The Flemish minister competent for sports and education, Ben Weyts, drew up a plan under which outdoor and indoor team sports will be allowed to restart in reduced groups from 18 May and which aims to allow mass sporting events to go forward from September.
Weyts said that his team had submitted the preliminary plan as a proposal to the Group of Experts for an Exit Strategy (GEES), the experts tasked with advising the government on how to phase out the lockdown.
“We are still waiting for the advice of the virologists. We expect more clarity at the National Security Council next week ” Weyts said, according to De Standaard, adding that there were still some ways to go before September.
Training for team sports such as football, hockey or basketball may again take place outdoors by groups of no more than 20 people and provided there is at least 30 square metres of space provided for each player.
Matches and contact between players would be prohibited and competitions would still not be allowed at this stage.
The plan would at this stage allow for groups of up to 20 cyclists to hit the road and would allow all children under the age of 12 to practice any type of sport, without an audience.

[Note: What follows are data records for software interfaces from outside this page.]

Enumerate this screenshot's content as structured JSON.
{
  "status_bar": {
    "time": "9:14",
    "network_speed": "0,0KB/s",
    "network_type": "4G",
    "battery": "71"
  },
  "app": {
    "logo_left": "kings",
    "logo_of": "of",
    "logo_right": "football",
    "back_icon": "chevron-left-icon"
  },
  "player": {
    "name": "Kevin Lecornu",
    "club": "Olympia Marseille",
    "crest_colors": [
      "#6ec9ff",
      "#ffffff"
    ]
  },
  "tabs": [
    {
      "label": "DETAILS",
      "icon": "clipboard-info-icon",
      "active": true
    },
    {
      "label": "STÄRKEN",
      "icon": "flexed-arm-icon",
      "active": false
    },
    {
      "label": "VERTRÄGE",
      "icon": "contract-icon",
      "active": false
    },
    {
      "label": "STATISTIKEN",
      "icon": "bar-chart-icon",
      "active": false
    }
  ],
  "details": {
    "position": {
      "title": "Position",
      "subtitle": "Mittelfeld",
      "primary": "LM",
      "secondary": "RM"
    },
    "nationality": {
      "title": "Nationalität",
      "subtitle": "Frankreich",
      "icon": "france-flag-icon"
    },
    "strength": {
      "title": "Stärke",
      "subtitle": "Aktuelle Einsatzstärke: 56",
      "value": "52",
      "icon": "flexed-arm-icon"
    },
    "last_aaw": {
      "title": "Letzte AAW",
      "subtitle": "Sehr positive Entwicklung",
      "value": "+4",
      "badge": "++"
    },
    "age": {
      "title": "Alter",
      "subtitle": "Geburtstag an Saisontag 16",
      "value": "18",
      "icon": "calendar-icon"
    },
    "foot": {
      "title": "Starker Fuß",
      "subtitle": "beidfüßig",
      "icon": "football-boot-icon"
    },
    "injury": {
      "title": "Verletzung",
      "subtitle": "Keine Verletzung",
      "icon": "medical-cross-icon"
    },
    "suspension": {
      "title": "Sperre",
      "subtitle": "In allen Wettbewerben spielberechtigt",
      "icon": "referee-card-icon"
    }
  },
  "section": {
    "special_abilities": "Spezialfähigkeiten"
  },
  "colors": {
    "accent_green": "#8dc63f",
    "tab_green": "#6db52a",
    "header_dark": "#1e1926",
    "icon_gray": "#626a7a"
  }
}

Individual sports in indoor places such as the pool or fitness clubs would be allowed to resume in groups of up to two people.
Sports that would be allowed again at this stage include swimming, badminton or table tennis.
Training for sports like volleyball, handball, netball or basketball can resume under strict conditions and, with matches not allowed.
At this stage, the plan also says that gyms would be able to restart group classes with no more than 20 participants, including coaches or instructors.
Contact sports would be allowed again and contact between members of a single team could potentially be allowed again. By this stage, judo or karate lessons would be able to resume.
From 1 August, Weyts’ timeline includes a push to allow sports competitions to take place with a limited number of attendants, capped at 2,000, including both audience and players, according to De Standaard.
The timeline also earmarked 1 September as a date from which mass sporting events, such as the Tour de Flandres or the Memorial Van Damme, an annual athletics competition, would be allowed to take place.
The plan, obtained HLN, was confirmed by Weyts who acknowledged in a radio interview that the plan may appear “a bit optimistic,” and that they had asked the experts to consider it for an extra week.